START Records for processing
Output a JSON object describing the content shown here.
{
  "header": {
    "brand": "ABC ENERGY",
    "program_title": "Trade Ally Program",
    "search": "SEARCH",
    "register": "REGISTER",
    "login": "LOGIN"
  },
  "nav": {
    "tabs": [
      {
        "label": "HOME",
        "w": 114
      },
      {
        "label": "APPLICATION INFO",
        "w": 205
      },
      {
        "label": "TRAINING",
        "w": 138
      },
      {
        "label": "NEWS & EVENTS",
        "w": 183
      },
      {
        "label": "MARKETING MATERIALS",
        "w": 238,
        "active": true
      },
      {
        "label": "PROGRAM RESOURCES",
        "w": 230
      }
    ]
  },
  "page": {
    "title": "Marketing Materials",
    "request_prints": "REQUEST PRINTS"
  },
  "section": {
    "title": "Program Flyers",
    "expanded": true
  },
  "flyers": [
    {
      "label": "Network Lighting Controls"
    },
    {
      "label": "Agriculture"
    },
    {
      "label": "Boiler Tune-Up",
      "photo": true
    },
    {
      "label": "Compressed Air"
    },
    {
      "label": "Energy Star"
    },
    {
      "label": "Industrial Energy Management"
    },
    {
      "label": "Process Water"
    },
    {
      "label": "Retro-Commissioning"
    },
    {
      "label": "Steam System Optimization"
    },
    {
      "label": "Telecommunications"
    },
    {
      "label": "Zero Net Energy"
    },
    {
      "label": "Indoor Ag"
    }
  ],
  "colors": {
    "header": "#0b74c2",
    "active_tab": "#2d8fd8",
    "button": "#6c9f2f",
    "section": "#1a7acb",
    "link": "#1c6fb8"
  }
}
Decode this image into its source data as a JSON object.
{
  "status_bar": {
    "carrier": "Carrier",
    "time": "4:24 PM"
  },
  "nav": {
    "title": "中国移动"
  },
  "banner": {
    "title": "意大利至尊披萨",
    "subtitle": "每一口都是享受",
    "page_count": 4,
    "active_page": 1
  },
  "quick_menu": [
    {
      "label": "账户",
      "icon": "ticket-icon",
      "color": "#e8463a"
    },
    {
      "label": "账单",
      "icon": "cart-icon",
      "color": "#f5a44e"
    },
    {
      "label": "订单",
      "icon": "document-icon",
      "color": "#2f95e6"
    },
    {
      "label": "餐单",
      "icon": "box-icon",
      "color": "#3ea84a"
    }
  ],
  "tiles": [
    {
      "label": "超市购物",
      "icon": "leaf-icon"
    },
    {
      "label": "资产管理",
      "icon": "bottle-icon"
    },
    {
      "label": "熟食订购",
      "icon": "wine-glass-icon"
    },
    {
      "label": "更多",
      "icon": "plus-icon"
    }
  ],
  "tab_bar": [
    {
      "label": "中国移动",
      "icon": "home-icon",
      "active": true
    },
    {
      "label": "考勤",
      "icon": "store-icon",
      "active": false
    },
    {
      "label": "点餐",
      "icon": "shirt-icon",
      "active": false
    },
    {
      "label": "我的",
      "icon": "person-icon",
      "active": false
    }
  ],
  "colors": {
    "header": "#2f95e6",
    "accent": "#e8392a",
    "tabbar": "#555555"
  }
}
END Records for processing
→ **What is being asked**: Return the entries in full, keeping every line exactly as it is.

→ **Task result**:
Output a JSON object describing the content shown here.
{
  "header": {
    "brand": "ABC ENERGY",
    "program_title": "Trade Ally Program",
    "search": "SEARCH",
    "register": "REGISTER",
    "login": "LOGIN"
  },
  "nav": {
    "tabs": [
      {
        "label": "HOME",
        "w": 114
      },
      {
        "label": "APPLICATION INFO",
        "w": 205
      },
      {
        "label": "TRAINING",
        "w": 138
      },
      {
        "label": "NEWS & EVENTS",
        "w": 183
      },
      {
        "label": "MARKETING MATERIALS",
        "w": 238,
        "active": true
      },
      {
        "label": "PROGRAM RESOURCES",
        "w": 230
      }
    ]
  },
  "page": {
    "title": "Marketing Materials",
    "request_prints": "REQUEST PRINTS"
  },
  "section": {
    "title": "Program Flyers",
    "expanded": true
  },
  "flyers": [
    {
      "label": "Network Lighting Controls"
    },
    {
      "label": "Agriculture"
    },
    {
      "label": "Boiler Tune-Up",
      "photo": true
    },
    {
      "label": "Compressed Air"
    },
    {
      "label": "Energy Star"
    },
    {
      "label": "Industrial Energy Management"
    },
    {
      "label": "Process Water"
    },
    {
      "label": "Retro-Commissioning"
    },
    {
      "label": "Steam System Optimization"
    },
    {
      "label": "Telecommunications"
    },
    {
      "label": "Zero Net Energy"
    },
    {
      "label": "Indoor Ag"
    }
  ],
  "colors": {
    "header": "#0b74c2",
    "active_tab": "#2d8fd8",
    "button": "#6c9f2f",
    "section": "#1a7acb",
    "link": "#1c6fb8"
  }
}
Decode this image into its source data as a JSON object.
{
  "status_bar": {
    "carrier": "Carrier",
    "time": "4:24 PM"
  },
  "nav": {
    "title": "中国移动"
  },
  "banner": {
    "title": "意大利至尊披萨",
    "subtitle": "每一口都是享受",
    "page_count": 4,
    "active_page": 1
  },
  "quick_menu": [
    {
      "label": "账户",
      "icon": "ticket-icon",
      "color": "#e8463a"
    },
    {
      "label": "账单",
      "icon": "cart-icon",
      "color": "#f5a44e"
    },
    {
      "label": "订单",
      "icon": "document-icon",
      "color": "#2f95e6"
    },
    {
      "label": "餐单",
      "icon": "box-icon",
      "color": "#3ea84a"
    }
  ],
  "tiles": [
    {
      "label": "超市购物",
      "icon": "leaf-icon"
    },
    {
      "label": "资产管理",
      "icon": "bottle-icon"
    },
    {
      "label": "熟食订购",
      "icon": "wine-glass-icon"
    },
    {
      "label": "更多",
      "icon": "plus-icon"
    }
  ],
  "tab_bar": [
    {
      "label": "中国移动",
      "icon": "home-icon",
      "active": true
    },
    {
      "label": "考勤",
      "icon": "store-icon",
      "active": false
    },
    {
      "label": "点餐",
      "icon": "shirt-icon",
      "active": false
    },
    {
      "label": "我的",
      "icon": "person-icon",
      "active": false
    }
  ],
  "colors": {
    "header": "#2f95e6",
    "accent": "#e8392a",
    "tabbar": "#555555"
  }
}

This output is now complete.